## Task statement:
Wherever "title" turns up in a line of the entries below, that line counts. Say how many such lines there are, with no other words.

[Website and app data records]
========
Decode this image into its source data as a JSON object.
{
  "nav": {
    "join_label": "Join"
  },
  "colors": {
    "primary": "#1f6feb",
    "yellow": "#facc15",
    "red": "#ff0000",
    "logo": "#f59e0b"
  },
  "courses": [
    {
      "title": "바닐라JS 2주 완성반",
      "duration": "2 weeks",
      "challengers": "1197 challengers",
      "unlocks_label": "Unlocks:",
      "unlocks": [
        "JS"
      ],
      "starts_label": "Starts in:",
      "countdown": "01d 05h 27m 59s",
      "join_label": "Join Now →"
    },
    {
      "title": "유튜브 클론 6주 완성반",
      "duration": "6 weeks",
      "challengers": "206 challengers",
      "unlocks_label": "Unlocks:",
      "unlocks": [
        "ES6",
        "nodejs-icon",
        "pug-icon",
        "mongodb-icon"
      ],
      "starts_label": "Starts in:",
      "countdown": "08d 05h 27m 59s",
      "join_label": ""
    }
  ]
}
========
## Expected output:
2